___ INFORMATION SHOWN ___
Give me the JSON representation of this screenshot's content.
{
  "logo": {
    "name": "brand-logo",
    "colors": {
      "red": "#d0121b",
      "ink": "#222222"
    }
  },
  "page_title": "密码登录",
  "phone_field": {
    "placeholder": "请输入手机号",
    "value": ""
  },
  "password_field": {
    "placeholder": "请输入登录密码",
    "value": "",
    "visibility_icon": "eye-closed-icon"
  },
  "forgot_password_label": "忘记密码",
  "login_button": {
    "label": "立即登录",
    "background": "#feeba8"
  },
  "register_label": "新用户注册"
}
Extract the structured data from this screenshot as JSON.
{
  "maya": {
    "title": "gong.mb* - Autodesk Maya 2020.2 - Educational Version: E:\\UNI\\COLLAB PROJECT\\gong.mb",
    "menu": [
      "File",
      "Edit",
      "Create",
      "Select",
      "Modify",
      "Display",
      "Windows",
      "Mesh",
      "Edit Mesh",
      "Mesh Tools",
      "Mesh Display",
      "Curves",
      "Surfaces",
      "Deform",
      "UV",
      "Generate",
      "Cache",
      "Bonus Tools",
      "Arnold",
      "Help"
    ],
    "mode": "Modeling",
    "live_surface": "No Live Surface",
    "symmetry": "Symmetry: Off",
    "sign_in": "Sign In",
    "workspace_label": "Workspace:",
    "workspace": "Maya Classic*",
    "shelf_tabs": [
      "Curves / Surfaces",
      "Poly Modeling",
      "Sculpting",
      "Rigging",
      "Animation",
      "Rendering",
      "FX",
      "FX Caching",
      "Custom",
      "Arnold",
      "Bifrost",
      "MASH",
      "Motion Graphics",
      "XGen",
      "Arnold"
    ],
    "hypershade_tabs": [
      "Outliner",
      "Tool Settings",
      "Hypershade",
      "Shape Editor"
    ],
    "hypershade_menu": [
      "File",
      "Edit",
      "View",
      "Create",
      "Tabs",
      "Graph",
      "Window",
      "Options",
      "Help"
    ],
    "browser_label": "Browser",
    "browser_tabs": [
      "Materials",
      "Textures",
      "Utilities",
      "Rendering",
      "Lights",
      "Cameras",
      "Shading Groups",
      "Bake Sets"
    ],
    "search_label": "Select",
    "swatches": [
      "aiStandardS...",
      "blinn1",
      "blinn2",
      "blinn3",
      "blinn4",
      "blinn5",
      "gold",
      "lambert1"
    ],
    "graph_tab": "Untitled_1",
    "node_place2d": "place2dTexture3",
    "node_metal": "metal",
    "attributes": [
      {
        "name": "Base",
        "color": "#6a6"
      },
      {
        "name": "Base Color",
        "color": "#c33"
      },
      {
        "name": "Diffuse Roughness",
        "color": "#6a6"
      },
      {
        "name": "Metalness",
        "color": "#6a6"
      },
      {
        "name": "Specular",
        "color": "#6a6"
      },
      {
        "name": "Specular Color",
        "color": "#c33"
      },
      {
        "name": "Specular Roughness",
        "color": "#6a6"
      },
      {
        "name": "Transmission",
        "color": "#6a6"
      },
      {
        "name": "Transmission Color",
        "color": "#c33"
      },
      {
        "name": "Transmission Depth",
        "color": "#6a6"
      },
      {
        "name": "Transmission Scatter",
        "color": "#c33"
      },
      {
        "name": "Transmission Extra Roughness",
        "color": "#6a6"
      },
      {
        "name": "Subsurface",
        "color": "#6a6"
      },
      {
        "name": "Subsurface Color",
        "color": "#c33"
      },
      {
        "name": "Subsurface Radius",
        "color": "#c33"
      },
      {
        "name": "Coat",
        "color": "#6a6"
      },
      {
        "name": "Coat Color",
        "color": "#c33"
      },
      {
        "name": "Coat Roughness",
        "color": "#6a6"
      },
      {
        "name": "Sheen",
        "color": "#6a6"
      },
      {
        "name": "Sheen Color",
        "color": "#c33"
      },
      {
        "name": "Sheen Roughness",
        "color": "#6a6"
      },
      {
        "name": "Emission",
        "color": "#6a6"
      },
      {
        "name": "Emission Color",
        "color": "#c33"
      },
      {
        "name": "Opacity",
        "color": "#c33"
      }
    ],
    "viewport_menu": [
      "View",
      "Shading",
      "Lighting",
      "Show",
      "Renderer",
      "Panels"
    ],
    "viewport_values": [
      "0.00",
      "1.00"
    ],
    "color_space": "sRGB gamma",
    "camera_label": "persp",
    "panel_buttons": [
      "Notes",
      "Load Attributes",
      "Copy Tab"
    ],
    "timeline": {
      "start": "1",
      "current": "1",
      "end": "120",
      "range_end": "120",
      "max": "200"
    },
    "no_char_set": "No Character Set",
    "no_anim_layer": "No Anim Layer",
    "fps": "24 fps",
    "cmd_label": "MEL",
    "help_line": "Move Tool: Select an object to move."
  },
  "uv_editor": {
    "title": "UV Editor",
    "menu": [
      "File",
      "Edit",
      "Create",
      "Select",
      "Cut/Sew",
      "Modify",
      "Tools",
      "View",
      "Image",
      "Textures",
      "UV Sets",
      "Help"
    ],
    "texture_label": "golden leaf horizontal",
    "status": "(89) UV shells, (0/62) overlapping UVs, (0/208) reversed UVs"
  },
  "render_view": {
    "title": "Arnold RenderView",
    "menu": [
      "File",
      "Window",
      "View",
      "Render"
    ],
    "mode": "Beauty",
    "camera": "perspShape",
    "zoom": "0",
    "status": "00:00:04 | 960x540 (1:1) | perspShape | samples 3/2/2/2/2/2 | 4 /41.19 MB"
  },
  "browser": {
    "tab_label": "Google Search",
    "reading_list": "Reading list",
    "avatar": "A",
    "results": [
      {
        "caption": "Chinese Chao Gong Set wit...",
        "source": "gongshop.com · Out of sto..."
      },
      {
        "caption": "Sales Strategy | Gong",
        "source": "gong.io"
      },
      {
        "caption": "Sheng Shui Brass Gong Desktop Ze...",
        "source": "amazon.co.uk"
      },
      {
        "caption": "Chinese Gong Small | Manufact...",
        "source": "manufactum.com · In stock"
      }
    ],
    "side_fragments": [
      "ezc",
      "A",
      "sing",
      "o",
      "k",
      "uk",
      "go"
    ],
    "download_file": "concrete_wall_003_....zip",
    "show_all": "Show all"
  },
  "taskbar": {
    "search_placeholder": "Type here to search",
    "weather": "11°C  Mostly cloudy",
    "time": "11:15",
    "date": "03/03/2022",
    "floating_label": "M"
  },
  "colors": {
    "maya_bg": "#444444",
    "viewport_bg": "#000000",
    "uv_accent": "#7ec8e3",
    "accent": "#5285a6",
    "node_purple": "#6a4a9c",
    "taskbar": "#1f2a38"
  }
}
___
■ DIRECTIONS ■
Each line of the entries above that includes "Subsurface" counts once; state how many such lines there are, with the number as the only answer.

■ WRITTEN RESPONSE ■
3